I still find that we've got—a lot of the problems we've got with this bill are literally making sure that everybody knows everything that's in it. But the big problem is the political fight. And I just would implore you to call everybody you can. They say we haven't got any chance to win, but they already admit we've made up 50 votes over where we were last time this thing was voted on. And I think we do have a chance if every law enforcement officer who knows every Member of Congress would call those people and say, "This is not a partisan issue. This is a question of law enforcement and safety for Americans and sensible policy. And don't you believe those people who tell you that we don't know what we're talking about. We are on the receiving end of these bullets, and we can count, thank you very much. We do understand the difference between being shot at with a revolver and something with 12 rounds, 15 rounds, 30 rounds, or 60 rounds. We can count."
And I believe if you can make it just that simple, then it is our job to answer all the factual questions that we are being asked by people from rural districts, who in good conscience have to be able to answer these questions to the sportsmen in their districts. We can answer those questions to their satisfaction if you will lay the hammer down and say, this is about standing with law enforcement and children and safety and the future. We are beginning to put some sanity back into our laws, and the American people are beginning to demand that we have greater safety in our homes, on our streets, in our schools.
This crime bill's got a lot of good things in it. It's going to ban possession of all handguns by minors, except under controlled circumstances with approved supervision. It's going to give us the money we need to provide security, metal detectors and other things, in schools. It's going to put more police officers on the street. It's got a lot of good things. But we ought not to walk away from this. We ought to put it in. It's right for law enforcement.
And if you guys will do this—if the men and women of law enforcement in America will call the Congress in the next 24 hours and say, "Do this one for us, and don't believe all those people telling you that we don't know our own best interest and we don't really know what's good for people on our streets. We do. We have been on the wrong end of those weapons, and we know we'll be better off without having to look down those barrels anymore. Help us. Help us. Stand up for law enforcement. Stand up for safety. Stand up for the kids of this country"—we've still got a chance to win this thing, and we need your help. Thank you very much.
NOTE: The President spoke at 12:20 p.m. in the Indian Treaty Room at the White House. In his remarks, he referred to Vince Lane, chairman, Chicago Housing Authority. A tape was not available for verification of the content of these remarks.

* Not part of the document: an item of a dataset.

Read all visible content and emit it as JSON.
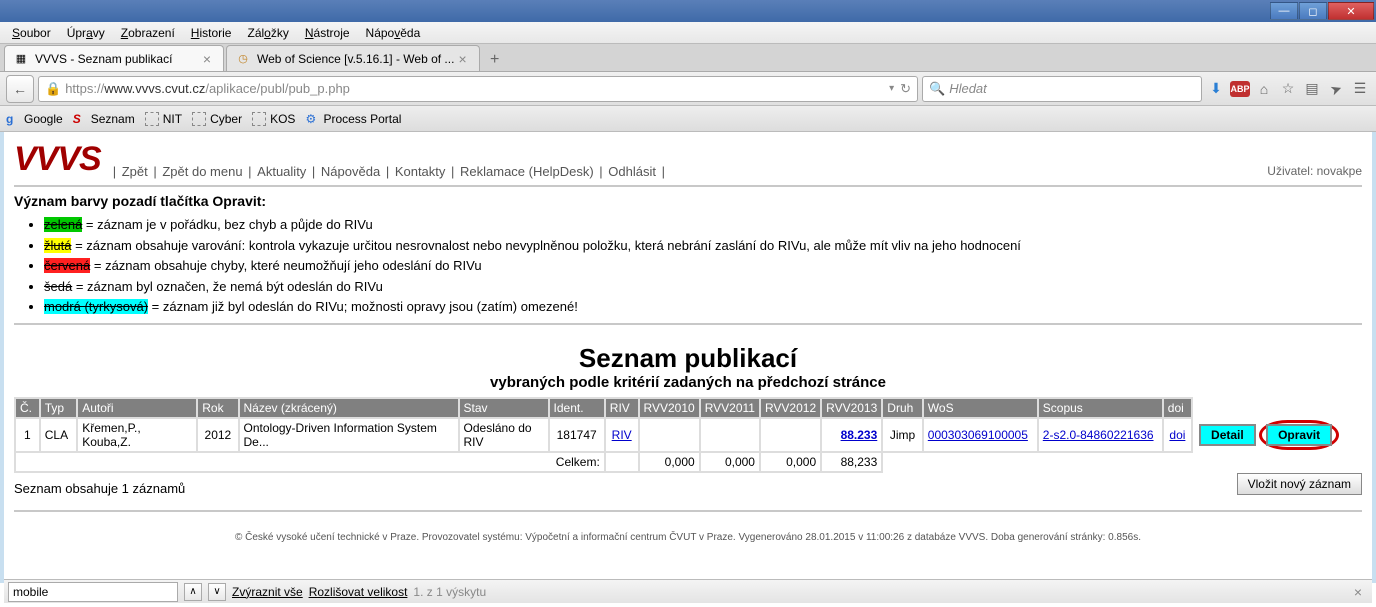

William J. Clinton, Remarks at a Department of Housing and Urban Development Crime Briefing Online by Gerhard Peters and John T. Woolley, The American Presidency Project https://www.presidency.ucsb.edu/node/219395